Tibetan Buddhist leader; spiritual and temporal ruler of Tibet (1951–59). He was awarded the Nobel Peace Prize in 1989, in recognition of his appeals for the nonviolent liberation of his homeland from Chinese rule.
Born into a peasant family in Amdo province, Tenzin Gyatso was five when oracles proclaimed him the reincarnation of the thirteenth Dalai Lama, who had died in 1933. He was enthroned at Lhasa in 1940 and ruled in his own right from 1950. A year later the Chinese invaded Tibet; when the sixteen-year-old Dalai Lama's pleas were ignored by the UN, the UK, and India he had no choice but to sign an agreement in which Tibet became an ‘autonomous region’ of China and his own powers became largely notional. In 1959 China's attempts to destroy the national and religious identity of Tibet provoked an uprising, quickly suppressed by the occupying forces. The Dalai Lama and most of his ministers fled to India, followed by thousands of refugees. Since his exile he has acted as a spokesman for the plight of his country and has written widely on Buddhism and his search for world peace.

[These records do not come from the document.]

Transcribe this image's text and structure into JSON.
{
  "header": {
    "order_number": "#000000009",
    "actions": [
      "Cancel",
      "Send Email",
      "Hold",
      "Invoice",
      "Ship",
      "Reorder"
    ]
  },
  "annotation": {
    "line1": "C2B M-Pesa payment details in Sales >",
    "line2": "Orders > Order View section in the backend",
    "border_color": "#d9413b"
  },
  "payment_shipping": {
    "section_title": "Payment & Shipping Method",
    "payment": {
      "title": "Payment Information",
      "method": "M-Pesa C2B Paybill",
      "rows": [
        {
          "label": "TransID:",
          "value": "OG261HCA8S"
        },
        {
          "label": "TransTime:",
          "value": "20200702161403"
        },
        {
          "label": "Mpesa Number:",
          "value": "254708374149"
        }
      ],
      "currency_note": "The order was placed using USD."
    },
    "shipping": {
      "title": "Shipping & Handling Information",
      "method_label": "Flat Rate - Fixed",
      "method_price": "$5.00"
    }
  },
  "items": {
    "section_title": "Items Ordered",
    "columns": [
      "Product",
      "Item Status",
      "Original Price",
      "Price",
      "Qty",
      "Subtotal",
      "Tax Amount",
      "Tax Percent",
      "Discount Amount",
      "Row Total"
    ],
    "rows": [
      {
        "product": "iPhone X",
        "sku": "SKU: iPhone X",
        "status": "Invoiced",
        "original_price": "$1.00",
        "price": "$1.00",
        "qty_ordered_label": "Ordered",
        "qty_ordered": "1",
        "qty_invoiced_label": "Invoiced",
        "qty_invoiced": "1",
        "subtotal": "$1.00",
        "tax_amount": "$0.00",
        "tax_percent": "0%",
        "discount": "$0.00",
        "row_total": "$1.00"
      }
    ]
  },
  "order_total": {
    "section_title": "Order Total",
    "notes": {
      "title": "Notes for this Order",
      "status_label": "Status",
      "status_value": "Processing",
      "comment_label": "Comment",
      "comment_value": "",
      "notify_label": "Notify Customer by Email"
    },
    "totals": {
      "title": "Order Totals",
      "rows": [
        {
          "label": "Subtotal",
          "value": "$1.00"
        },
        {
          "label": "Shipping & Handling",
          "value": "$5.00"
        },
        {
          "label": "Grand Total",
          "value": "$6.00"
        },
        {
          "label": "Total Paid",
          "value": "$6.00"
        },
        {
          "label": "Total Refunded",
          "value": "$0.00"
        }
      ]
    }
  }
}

Subjects: Contemporary History (Post 1945) — Buddhism.